Sunday, April 14, 2019

Interview: Ted Rall says the alt-right is, unfortunately, "not going away soon"

Editor's note: This interview was originally published in February 2017.

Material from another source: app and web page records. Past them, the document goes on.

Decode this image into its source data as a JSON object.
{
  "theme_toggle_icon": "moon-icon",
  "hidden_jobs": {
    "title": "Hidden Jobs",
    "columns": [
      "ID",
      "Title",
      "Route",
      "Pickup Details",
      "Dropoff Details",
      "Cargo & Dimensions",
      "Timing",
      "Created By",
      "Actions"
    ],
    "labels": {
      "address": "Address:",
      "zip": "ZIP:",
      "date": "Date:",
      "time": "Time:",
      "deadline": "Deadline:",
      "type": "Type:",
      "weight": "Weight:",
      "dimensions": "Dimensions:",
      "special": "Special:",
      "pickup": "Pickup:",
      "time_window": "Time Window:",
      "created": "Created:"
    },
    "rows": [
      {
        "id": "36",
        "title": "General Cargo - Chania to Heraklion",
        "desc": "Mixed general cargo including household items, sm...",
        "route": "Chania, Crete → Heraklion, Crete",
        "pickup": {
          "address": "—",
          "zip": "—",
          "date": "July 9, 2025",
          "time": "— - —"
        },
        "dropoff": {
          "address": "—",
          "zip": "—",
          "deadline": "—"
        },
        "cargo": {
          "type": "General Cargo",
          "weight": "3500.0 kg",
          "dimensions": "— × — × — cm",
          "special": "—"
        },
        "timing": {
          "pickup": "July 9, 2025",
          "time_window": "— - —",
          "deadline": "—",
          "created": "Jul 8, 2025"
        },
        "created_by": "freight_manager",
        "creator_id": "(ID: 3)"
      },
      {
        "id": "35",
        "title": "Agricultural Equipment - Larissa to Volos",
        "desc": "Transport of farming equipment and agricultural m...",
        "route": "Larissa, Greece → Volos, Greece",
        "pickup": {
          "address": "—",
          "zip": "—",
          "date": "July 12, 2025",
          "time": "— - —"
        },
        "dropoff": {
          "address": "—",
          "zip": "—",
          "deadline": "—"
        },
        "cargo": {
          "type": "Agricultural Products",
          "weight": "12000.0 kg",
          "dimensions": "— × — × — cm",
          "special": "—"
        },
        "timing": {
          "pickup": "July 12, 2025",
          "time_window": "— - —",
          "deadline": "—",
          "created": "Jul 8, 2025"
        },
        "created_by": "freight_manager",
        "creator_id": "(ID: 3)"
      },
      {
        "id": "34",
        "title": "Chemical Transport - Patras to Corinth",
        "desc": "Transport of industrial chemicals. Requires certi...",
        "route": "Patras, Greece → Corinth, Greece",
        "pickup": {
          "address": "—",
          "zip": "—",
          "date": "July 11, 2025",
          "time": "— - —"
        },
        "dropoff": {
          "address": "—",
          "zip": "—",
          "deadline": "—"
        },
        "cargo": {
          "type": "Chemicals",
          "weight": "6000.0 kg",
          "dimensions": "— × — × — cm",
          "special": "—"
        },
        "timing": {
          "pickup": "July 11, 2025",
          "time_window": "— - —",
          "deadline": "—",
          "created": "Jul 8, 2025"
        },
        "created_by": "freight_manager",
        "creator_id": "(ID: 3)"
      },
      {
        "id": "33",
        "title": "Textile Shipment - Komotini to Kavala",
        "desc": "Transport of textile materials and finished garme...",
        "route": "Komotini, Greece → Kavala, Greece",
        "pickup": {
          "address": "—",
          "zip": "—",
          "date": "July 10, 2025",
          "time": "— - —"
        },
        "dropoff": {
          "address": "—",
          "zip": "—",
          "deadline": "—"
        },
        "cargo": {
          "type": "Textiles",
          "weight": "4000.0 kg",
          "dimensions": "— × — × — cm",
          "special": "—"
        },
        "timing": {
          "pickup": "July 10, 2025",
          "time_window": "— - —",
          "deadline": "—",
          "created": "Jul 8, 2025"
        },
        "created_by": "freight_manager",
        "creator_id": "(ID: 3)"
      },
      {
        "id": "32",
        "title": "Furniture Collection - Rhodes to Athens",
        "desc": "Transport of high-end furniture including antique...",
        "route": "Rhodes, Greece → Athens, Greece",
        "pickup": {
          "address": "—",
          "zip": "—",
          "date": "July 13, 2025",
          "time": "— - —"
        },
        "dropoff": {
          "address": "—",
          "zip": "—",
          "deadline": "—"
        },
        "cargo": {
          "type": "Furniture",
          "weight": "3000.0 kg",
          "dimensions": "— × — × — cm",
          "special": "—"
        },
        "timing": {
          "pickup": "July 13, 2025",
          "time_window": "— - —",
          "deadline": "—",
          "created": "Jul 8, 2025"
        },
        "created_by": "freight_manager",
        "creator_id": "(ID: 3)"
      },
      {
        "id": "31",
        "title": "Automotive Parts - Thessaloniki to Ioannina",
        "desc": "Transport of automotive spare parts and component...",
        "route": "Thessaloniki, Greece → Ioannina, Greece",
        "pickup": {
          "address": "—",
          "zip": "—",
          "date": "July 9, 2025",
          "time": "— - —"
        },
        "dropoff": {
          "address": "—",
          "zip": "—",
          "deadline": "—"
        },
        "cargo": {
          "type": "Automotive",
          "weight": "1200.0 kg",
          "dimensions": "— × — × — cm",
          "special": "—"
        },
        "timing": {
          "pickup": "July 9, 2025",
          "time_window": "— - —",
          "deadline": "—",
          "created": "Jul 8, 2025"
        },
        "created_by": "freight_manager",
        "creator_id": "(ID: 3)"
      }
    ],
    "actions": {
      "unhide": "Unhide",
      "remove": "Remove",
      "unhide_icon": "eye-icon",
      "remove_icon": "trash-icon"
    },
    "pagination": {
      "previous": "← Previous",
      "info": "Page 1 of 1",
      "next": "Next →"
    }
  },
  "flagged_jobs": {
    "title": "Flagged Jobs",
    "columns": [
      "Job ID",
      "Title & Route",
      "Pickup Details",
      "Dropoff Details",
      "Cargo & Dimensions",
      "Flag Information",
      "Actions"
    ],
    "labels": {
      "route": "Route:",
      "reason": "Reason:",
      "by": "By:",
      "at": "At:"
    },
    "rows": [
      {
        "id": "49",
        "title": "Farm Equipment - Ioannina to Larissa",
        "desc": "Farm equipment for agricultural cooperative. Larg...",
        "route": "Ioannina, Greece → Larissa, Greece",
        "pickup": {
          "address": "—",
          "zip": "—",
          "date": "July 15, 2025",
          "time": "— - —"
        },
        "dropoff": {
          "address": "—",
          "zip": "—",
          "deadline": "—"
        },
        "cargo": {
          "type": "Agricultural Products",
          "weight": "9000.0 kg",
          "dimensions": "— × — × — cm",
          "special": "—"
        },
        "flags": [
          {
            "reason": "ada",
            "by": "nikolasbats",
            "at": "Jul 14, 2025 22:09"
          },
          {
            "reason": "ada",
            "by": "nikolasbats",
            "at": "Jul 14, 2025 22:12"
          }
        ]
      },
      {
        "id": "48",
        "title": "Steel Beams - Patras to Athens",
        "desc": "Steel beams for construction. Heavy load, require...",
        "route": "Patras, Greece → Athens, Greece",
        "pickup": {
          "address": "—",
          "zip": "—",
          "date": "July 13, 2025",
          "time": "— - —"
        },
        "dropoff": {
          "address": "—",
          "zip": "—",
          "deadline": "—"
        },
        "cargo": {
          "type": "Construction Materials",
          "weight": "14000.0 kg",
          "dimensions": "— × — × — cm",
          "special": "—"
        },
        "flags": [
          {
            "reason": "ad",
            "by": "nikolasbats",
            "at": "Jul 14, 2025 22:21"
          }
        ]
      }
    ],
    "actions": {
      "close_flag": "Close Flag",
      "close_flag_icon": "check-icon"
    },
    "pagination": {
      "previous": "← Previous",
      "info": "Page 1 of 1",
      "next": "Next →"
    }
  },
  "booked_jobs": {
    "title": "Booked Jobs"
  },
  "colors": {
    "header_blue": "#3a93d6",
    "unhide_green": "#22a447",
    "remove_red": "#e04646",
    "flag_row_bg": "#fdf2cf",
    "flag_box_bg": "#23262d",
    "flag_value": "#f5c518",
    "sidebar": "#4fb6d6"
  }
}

This is the second of three articles spanning my discussion with Ted Rall. The first part of our conversation is available here. 
Story by Joseph Ford Cotto 
People say a lot about political correctness, yet nothing at all.
It is one of those subjects that generates passionate controversy from both sides. Surely, most of us have heard debates on the matter which ramble into pointlessness. Indeed, one can hardly make a point about the key aspects of political correctness because these are deemed unsuitable for polite conversation. 
This is the saving grace for PC proponents.  
Opposing viewpoints are called “bigoted”, “unenlightened”, “intolerant”, “outdated”, or, the mother of them all, “racist”. Those who support unorthodox ideas are viciously attacked and vilified so that others are strong-armed to a state of perennial submission.
Ted Rall is not the sort to submit -- quite the opposite, in fact.
He is a left-leaning columnist and cartoonist whose work gets international syndication; a true mark of accomplishment in age where newspapers are going to their great reward in record number. Well, bankruptcy is hardly a reward, but you get the point. For years, Rall has provided keen insight about the follies of American political life; irrespective of whether this irritates leftists, rightists, or even centrists.
I have read his work for quite awhile and developed the sinking suspicion that he really has it out for the oh-so-urbane pearl-clutchers in that last group. 
As the author of The Anti-American Manifesto and The Book of Obama: From Hope and Change to the Age of Revolt, it is easy to see why Rall engenders controversy from a broad range of perspectives. While his blunt honesty repels some, others of us appreciate his wit and no-nonsense delivery -- even if we do not agree with him on most issues.
Rall recently spoke with me about many issues pertinent to the politics of today. Some of our discussion is included below.


Joseph Ford Cotto: A band of disparate rightists banded together in support of Donald Trump's candidacy. These individuals, opposed to contemporary American conservative orthodoxy, came to be known as the 'alt-right'. Since Donald Trump's election, 'alt-rightism' has splintered prolifically. Beyond anything else, why is this?

Ted Rall: Since I don't hang around with a lot of racists, I don't have a lot of insight into this. However, it looks a lot like the problems that afflict the left. The alt-right is an alliance of convenience more than a unified movement. There are too many fissures, too many conflicting priorities, for them to get together and stay together beyond the most recent election.

Cotto: Richard Spencer's now-infamous speech -- in which he hailed Trump and some audience members responded with a Nazi-like salute -- is said to have been the driving force behind the alt-right's disintegration. While this is undeniably true to some extent, could it be said that the alt-right was destined to fracture as it was a loosely-bound coalition to begin with?

Rall: As I replied in my answer to the question, yes, I think that it's a matter of too many different kinds of hateful people coming together. If you are an anti-Semite, are you really going to set aside your Jew-hating to help out your racist allies with their black-hating? So much hatred, so little time…

Cotto: Insofar as the foreseeable future of American conservatism is concerned, do you believe that the 'alt-right' brand is damaged beyond the level of repair necessary for serious influence over public policy?

Rall: No, I don't think the brand is hurting at all. They have one of their own as a top White House advisor right now. They are getting interviewed on cable news channels all the time. The clock has definitely not run out on this particular brand. Plus there's another election coming up next year. Naturally, Trump legitimizes these people. Regrettably, they're not going away soon.

Cotto: The social justice warrior left and the alt-right have found success in spreading their ideas via Internet memes. Why has this method of politicking proven so effective?

Rall: Because they're entertaining and easy to understand. Whether you are spreading those ideas or just simple Internet jokes, it comes down to the same thing: what engaging and easy and fun and fast to read will cross the world in a second.